the ultra-senstitive, overly wrought hits
(“Hazy Shade of Winter," “Mrs. Robin-
son.") just kept on comin’.

The breakup came in 1970. shortly
after their biggest hit (“Bridge Over
Troubled Water”). though there have
been two reunions since. Meanwhile,
Simon’s musical journey has mirrored
that of his collegiate audience, recently
winding up on the streets outside of
"Graceland." where he introduced Lady-

smith Black Msmbazo to an unsuspecting

The Who

With Pete Townshend's windmill gul-
tar figures. Roger Daltrey's milte-tossing
routines, John Entwlstle’s free basslines
and a drummer (the late Keith Moon)
who redefined traditional notions of rock
timekeeping, the Who introduced a
hyper-kinetic, smash ’em up stage set
that was rivaled only by James Brown's
R&B passion plays. Toss in a bleeding
handful of brilliant. aloneoin-a-crowd
Townshend compositions (”My Genera-
tion," "The Kids Are Alright." “I Can See
for Miles") and you’ll begin to understand
just how far ahead of their contemporar-
ies these London mods really were.

By the time they made it really big
Stateside, they'd toned it down considera-
bly.
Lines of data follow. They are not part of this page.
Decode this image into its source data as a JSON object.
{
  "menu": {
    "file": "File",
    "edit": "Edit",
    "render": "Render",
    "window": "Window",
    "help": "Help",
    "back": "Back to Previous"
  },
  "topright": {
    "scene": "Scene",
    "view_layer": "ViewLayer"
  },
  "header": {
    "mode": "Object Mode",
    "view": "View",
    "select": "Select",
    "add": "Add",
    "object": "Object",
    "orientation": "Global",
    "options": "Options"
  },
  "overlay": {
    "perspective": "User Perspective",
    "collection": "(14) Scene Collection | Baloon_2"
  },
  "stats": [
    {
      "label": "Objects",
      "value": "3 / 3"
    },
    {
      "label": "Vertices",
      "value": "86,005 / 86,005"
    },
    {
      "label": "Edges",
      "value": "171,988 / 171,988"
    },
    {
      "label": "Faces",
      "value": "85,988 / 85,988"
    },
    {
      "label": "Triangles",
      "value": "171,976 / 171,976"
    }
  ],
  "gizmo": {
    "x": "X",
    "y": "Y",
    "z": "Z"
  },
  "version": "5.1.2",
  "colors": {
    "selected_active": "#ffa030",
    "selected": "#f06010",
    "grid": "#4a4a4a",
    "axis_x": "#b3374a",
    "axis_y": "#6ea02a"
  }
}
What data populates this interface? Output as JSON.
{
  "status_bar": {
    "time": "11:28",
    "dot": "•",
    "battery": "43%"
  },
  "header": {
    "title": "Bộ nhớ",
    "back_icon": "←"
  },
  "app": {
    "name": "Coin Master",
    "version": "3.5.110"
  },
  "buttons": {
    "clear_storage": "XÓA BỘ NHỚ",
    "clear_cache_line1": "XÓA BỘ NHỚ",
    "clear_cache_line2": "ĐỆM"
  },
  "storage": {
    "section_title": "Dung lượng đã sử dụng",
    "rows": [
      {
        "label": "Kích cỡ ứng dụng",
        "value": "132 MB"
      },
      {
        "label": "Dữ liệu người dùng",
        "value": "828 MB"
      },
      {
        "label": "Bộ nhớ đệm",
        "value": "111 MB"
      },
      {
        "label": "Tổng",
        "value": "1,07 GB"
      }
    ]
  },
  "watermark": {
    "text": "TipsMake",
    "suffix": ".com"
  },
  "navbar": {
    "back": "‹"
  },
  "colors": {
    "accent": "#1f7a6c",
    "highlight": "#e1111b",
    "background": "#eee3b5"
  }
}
Townshend had written the rock
opera “Tommy" and -— with the excep-
tion of the rock-solid “Who's Next" LP —
the weight of the themes essayed too-
often capsized the material's once-pow-
erful pop elements.

(Los Angeles Times/distributed by LA
Times-Washington Post News Service.)